Bob put forward the idea that we might like to accompany some of the group to a classic motocross meeting near Proserpine happening on Sunday, so that's what we're up to next - riding with some club members up to what they reckon will be one of the biggest meetings of its type in Queensland.

 

We woke up this morning to a beautiful bacon and eggs meal cooked by Sue, and are now waiting to be picked up by Andy to meet up with the others heading north.

 

So how could you have a better day? The bikes are still running faultlessly, with just enough tinkering required to keep things interesting.

Episode 1 ( loaded 13/8/09 )
Bill and Ian headed off as planned!! yesterday morning from their meeting point at Dayboro.
We had a send-off here on Wednesday night during which Baden presented some very thoughtful gifts including a vegemite sandwich - all the food they needed because they'd be back that night or at the latest the next day!, a hazard light for break-downs, coins tied in the corner of a hanky for emergency expenses, a large syringe of local anaesthetic for sore bums, 3-way undies so can be worn 3 days without washing and toilet paper.



Bill, and no doubt Ian, have been very busy during the last week before setting off on their 2-3month vintage motorcycle adventure around NE & central Australia. He managed to pack and stow all his gear, including tools, camping gear and a few spare parts onto his 1928 BSA Sloper. Tim produced an authentic-looking tank sticker for Bill's home-made fibreglass petrol tank, to make the whole outfit look complete. Yesterday morning, three bikers (Linz, Lachie and Baden) and Mike and I in our car, escorted
Bill for an hour north of Brisbane to Dayboro where we met Ian, riding a 1933 Norton, and Jeannene. After our last coffee together for months, they set off with a deep rumble and (a light) cloud of smoke. Last night they made it to their destination, Biggenden, about 300kms north, in good time. There's a historic motorcycle rally there this weekend, so it was a good event to mark the start of their adventure. So far so  good!!



Now I'm feeling a little at a loss without my man (and the kids are both out) so I'm hatching lots of plans to keep busy - movies, lunches, walking the dog in the local forestry, even a spring clean for the house??? - so all will be well.

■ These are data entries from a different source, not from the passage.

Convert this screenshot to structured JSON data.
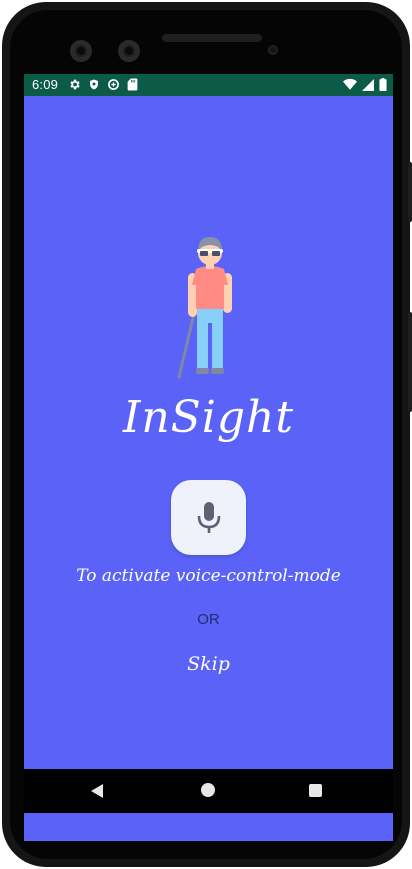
{
  "status_bar": {
    "time": "6:09",
    "left_icons": [
      "gear-icon",
      "shield-icon",
      "data-saver-icon",
      "sd-card-icon"
    ],
    "right_icons": [
      "wifi-icon",
      "signal-icon",
      "battery-icon"
    ],
    "color": "#0C5A48"
  },
  "app": {
    "background": "#5A62F7",
    "title": "InSight",
    "mic_icon": "microphone-icon",
    "voice_prompt": "To activate voice-control-mode",
    "or_label": "OR",
    "skip_label": "Skip"
  },
  "nav_bar": {
    "buttons": [
      "back",
      "home",
      "recents"
    ]
  }
}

Will forward future communiqués from Bill as they come in, Cheers Jill Stephens